I have to say I'm not a fan yet – or maybe (since I've seen some interesting photos by other photographers using this film) I just haven't figured out how best to use it. But I found it had an interesting psychological effect. While I had CineStill in my camera, I found myself looking out for "cinematic" shots (whatever that means). Later, staying with the theme, I cropped some of the photos to a 16:9 aspect ratio.

Here is one of the photos from the roll which I did like, taken from the balcony of Saldanha Bakery. I call it: Stray Cats and Upturned Chairs: A New World Order.

Friday, 4 January 2019

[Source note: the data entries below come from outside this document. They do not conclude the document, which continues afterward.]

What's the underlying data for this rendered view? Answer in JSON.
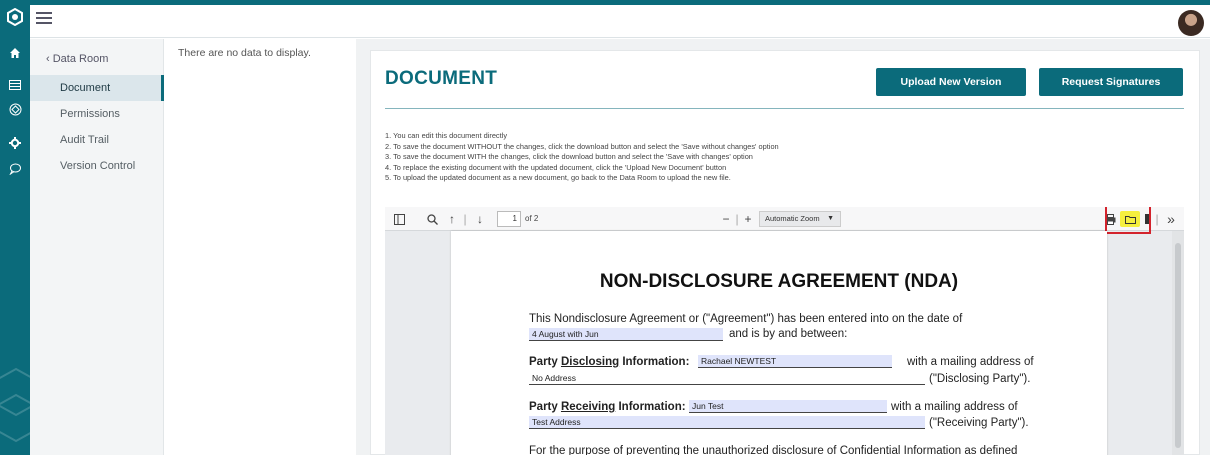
{
  "colors": {
    "brand": "#0b6b7b",
    "highlight": "#f5ef3f",
    "callout": "#d3232c",
    "field_bg": "#dfe4fb"
  },
  "rail": {
    "icons": [
      "logo-icon",
      "home-icon",
      "table-icon",
      "box-icon",
      "gear-icon",
      "chat-bubble-icon"
    ]
  },
  "sidebar": {
    "back_label": "‹ Data Room",
    "items": [
      {
        "label": "Document",
        "active": true
      },
      {
        "label": "Permissions",
        "active": false
      },
      {
        "label": "Audit Trail",
        "active": false
      },
      {
        "label": "Version Control",
        "active": false
      }
    ]
  },
  "middle": {
    "empty_text": "There are no data to display."
  },
  "main": {
    "title": "DOCUMENT",
    "upload_button": "Upload New Version",
    "sign_button": "Request Signatures",
    "instructions": [
      "1. You can edit this document directly",
      "2. To save the document WITHOUT the changes, click the download button and select the 'Save without changes' option",
      "3. To save the document WITH the changes, click the download button and select the 'Save with changes' option",
      "4. To replace the existing document with the updated document, click the 'Upload New Document' button",
      "5. To upload the updated document as a new document, go back to the Data Room to upload the new file."
    ]
  },
  "viewer": {
    "page_number": "1",
    "page_count": "of 2",
    "zoom": "Automatic Zoom"
  },
  "nda": {
    "title": "NON-DISCLOSURE AGREEMENT (NDA)",
    "intro": "This Nondisclosure Agreement or (\"Agreement\") has been entered into on the date of",
    "date_value": "4 August with Jun",
    "intro_end": "and is by and between:",
    "disclosing_label_prefix": "Party ",
    "disclosing_label_word": "Disclosing",
    "disclosing_label_suffix": " Information:",
    "disclosing_name": "Rachael NEWTEST",
    "mailing_text": "with a mailing address of",
    "disclosing_address": "No Address",
    "disclosing_party": "(\"Disclosing Party\").",
    "receiving_label_prefix": "Party ",
    "receiving_label_word": "Receiving",
    "receiving_label_suffix": " Information:",
    "receiving_name": "Jun Test",
    "receiving_address": "Test Address",
    "receiving_party": "(\"Receiving Party\").",
    "purpose": "For the purpose of preventing the unauthorized disclosure of Confidential Information as defined"
  }
}
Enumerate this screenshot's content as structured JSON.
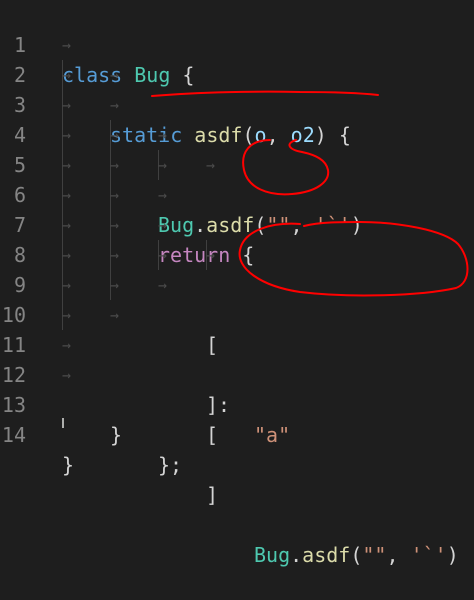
{
  "editor": {
    "lines": [
      {
        "num": "1",
        "tokens": [
          "class",
          " ",
          "Bug",
          " {"
        ]
      },
      {
        "num": "2",
        "tokens": [
          "static",
          " ",
          "asdf",
          "(",
          "o",
          ", ",
          "o2",
          ") {"
        ]
      },
      {
        "num": "3",
        "tokens": [
          "Bug",
          ".",
          "asdf",
          "(",
          "\"\"",
          ", ",
          "'`'",
          ")"
        ]
      },
      {
        "num": "4",
        "tokens": [
          "return",
          " {"
        ]
      },
      {
        "num": "5",
        "tokens": [
          "["
        ]
      },
      {
        "num": "6",
        "tokens": [
          "\"a\""
        ]
      },
      {
        "num": "7",
        "tokens": [
          "]:"
        ]
      },
      {
        "num": "8",
        "tokens": [
          "["
        ]
      },
      {
        "num": "9",
        "tokens": [
          "Bug",
          ".",
          "asdf",
          "(",
          "\"\"",
          ", ",
          "'`'",
          ")"
        ]
      },
      {
        "num": "10",
        "tokens": [
          "]"
        ]
      },
      {
        "num": "11",
        "tokens": [
          "};"
        ]
      },
      {
        "num": "12",
        "tokens": [
          "}"
        ]
      },
      {
        "num": "13",
        "tokens": [
          ""
        ]
      },
      {
        "num": "14",
        "tokens": [
          "}"
        ]
      }
    ],
    "tab_glyph": "→",
    "colors": {
      "background": "#1e1e1e",
      "line_number": "#858585",
      "keyword": "#569cd6",
      "class_name": "#4ec9b0",
      "function": "#dcdcaa",
      "parameter": "#9cdcfe",
      "string": "#ce9178",
      "control_keyword": "#c586c0",
      "annotation": "#ff0000"
    }
  }
}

The Japanese term mono no aware (物の哀れ) is said to be untranslatable, but English-language Wikipedia contains a valiant effort:
the awareness of impermanence ... or transience of things, and both a transient gentle sadness (or wistfulness) at their passing as well as a longer, deeper gentle sadness about this state being the reality of life.
Some of the best books and TV/radio series can evoke this feeling in me, sometimes at two levels: existential mono no aware, as well as an awareness, even while I'm reading or watching, and consequently a gentle sadness, that the book or series will end.

In 2018, I was lucky to discover such an example in each of the three aforementioned genres: A Month in the Country (a 1980 novel by J L Carr), the Detectorists (a BBC TV series which ran from 2014–17) and Cabin Pressure (a BBC radio series, 2008–14).

You're welcome, and happy new year!